Component data from apps and pages
^^^^^^^^

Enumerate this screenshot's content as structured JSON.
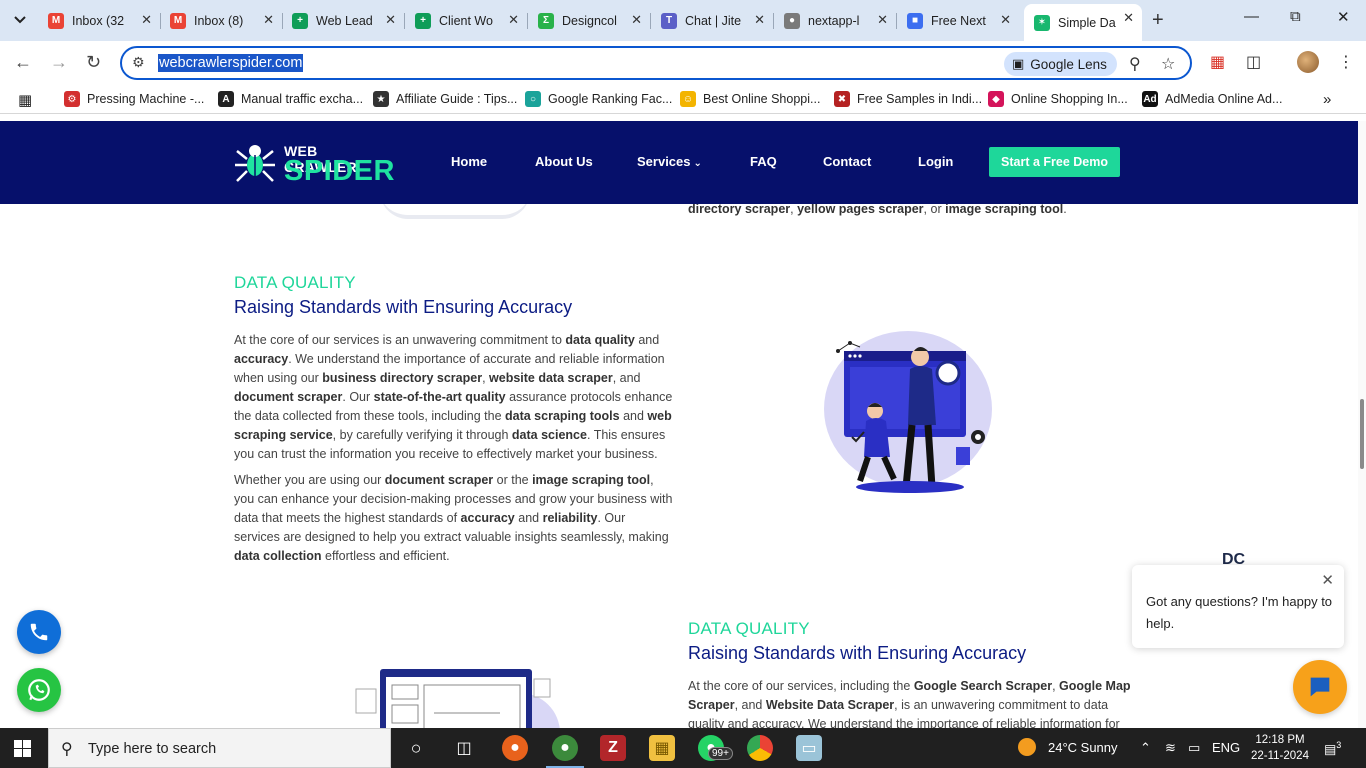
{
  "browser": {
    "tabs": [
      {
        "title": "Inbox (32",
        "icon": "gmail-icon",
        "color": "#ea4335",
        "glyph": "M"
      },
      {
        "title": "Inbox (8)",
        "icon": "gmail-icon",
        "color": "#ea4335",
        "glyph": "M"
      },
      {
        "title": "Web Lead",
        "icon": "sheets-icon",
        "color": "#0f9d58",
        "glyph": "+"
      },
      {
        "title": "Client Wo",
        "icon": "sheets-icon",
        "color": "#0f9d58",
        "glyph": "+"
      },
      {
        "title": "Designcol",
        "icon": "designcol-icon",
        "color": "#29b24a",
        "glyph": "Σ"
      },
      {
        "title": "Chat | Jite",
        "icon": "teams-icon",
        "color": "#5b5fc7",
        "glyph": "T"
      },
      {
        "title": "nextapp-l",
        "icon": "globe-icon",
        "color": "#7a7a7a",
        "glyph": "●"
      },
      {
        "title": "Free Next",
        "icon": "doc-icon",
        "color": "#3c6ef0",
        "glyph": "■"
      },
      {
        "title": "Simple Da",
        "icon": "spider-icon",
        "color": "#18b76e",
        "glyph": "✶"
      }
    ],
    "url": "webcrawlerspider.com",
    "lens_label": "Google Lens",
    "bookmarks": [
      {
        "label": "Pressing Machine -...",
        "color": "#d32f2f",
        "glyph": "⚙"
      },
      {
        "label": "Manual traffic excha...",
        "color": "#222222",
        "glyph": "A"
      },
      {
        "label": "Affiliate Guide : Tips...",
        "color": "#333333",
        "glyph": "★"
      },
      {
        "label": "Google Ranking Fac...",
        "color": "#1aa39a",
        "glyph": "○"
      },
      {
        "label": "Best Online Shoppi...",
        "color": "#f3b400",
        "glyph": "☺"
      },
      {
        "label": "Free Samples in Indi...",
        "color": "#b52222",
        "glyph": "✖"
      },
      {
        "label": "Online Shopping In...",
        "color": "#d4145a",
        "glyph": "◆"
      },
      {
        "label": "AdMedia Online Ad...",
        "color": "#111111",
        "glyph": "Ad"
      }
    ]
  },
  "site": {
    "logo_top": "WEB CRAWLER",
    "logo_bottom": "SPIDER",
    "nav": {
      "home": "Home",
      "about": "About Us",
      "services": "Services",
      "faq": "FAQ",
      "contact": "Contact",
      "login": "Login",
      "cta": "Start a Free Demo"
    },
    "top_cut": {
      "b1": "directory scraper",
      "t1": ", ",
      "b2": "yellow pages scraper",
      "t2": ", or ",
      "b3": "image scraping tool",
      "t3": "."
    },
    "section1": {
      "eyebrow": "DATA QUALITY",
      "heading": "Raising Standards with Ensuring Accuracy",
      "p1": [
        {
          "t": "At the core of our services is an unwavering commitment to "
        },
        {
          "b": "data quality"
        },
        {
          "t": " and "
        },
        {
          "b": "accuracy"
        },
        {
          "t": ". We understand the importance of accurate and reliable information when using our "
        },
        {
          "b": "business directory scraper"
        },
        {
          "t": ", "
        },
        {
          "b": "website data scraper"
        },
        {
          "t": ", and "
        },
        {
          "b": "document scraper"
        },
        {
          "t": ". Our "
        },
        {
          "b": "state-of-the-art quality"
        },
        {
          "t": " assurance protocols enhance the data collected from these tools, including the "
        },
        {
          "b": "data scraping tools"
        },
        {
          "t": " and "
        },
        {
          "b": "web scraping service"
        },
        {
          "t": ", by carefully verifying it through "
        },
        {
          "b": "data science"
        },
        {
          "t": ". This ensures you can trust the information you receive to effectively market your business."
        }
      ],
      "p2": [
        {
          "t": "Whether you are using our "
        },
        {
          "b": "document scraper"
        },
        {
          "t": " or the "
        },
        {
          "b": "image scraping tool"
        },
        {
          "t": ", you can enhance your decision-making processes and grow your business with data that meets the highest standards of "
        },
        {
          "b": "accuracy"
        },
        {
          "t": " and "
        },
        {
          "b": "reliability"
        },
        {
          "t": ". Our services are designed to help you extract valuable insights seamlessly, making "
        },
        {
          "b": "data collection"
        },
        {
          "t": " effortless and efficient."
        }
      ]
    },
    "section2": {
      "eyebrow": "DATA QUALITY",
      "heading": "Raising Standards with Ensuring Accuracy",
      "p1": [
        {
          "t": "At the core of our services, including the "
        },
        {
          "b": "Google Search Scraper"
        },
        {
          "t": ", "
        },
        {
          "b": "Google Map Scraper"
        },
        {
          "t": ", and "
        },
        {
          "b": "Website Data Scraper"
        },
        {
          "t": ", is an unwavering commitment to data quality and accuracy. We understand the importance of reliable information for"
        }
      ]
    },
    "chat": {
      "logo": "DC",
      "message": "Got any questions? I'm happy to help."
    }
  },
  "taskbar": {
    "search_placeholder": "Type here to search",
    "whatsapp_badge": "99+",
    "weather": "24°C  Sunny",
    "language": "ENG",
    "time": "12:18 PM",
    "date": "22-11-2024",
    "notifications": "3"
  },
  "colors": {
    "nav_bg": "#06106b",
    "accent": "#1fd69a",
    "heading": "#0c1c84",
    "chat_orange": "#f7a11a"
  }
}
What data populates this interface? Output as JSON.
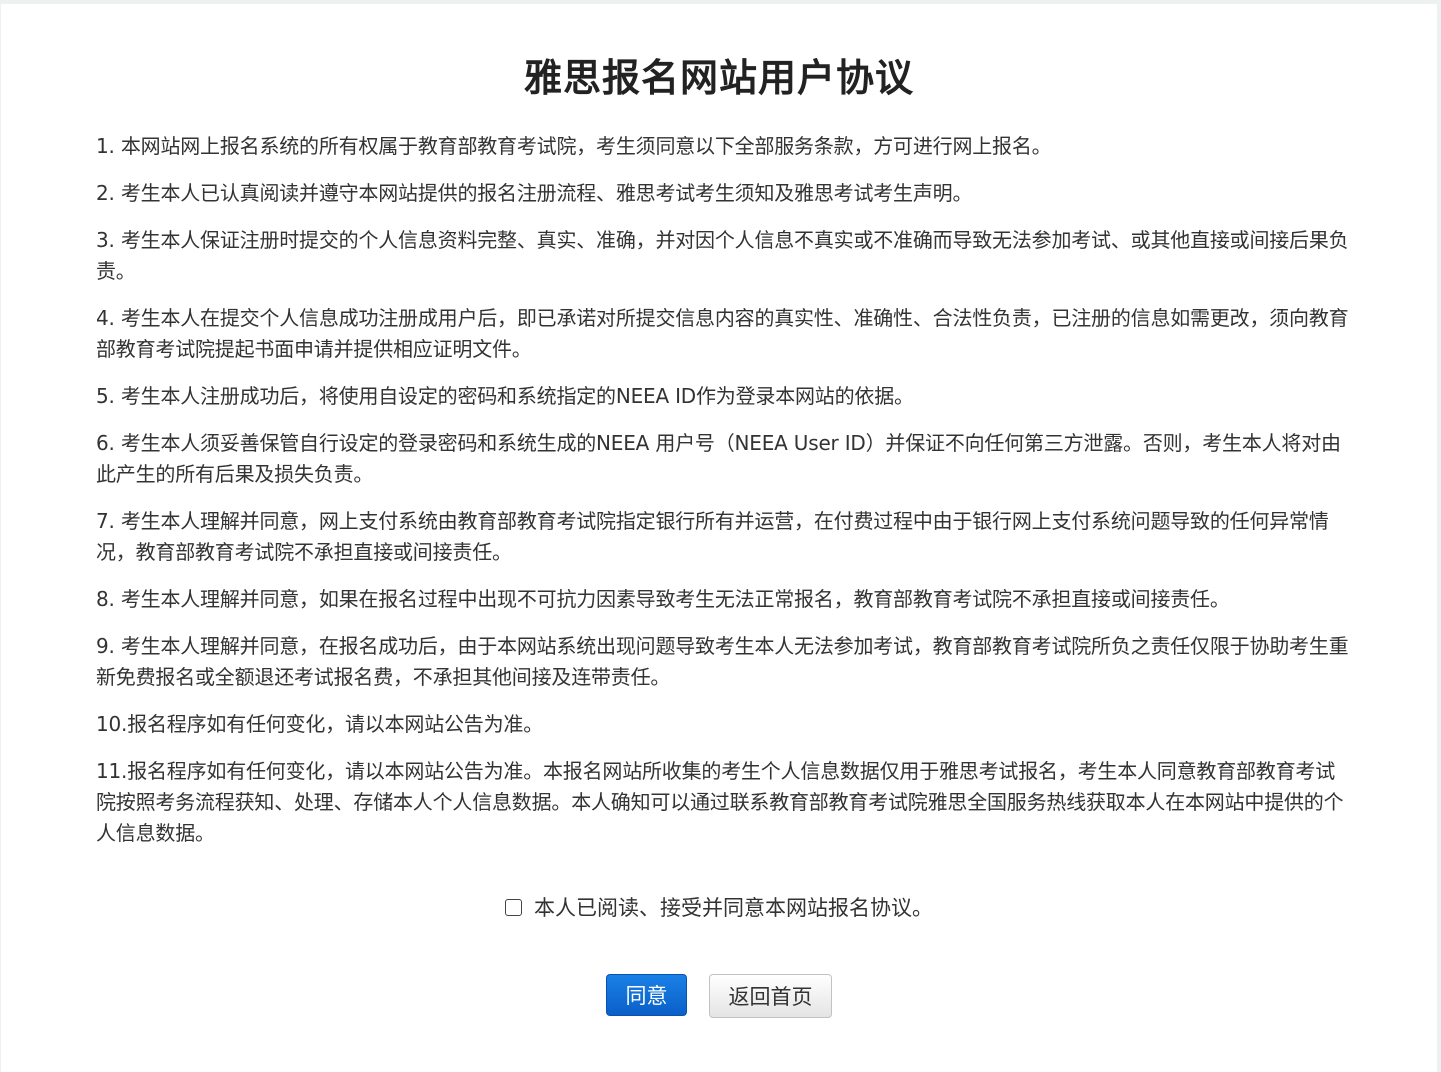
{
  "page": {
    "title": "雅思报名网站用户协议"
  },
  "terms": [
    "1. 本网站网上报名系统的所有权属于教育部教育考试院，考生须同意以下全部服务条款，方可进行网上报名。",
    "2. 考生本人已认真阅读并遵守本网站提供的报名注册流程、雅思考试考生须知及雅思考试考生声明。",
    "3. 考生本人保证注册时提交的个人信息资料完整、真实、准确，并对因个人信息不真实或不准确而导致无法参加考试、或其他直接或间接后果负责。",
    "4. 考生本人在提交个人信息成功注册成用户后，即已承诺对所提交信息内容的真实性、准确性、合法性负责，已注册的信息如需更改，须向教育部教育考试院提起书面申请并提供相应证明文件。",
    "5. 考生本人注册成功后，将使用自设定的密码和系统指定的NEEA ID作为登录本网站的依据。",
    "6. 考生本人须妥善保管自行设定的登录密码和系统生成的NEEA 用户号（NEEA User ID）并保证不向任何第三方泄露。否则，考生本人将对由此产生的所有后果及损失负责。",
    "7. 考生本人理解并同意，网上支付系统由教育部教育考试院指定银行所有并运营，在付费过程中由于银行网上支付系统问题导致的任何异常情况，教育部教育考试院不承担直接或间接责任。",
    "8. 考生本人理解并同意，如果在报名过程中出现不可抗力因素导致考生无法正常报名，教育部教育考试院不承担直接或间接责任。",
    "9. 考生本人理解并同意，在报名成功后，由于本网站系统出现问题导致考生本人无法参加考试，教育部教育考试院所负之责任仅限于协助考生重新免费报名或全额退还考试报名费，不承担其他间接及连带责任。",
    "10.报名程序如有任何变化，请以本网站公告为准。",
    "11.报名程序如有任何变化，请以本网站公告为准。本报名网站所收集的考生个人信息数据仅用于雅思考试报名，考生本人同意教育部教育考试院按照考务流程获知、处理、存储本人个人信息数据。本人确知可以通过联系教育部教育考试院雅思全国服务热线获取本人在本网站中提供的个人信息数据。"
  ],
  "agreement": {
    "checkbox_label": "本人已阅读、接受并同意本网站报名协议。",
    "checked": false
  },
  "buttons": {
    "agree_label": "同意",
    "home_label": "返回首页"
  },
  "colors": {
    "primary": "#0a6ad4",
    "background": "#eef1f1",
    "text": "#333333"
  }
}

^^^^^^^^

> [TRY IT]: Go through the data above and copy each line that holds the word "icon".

> [EXERCISE SOLUTION]:
        "icon": "gmail-icon",
        "icon": "gmail-icon",
        "icon": "sheets-icon",
        "icon": "sheets-icon",
        "icon": "designcol-icon",
        "icon": "teams-icon",
        "icon": "globe-icon",
        "icon": "doc-icon",
        "icon": "spider-icon",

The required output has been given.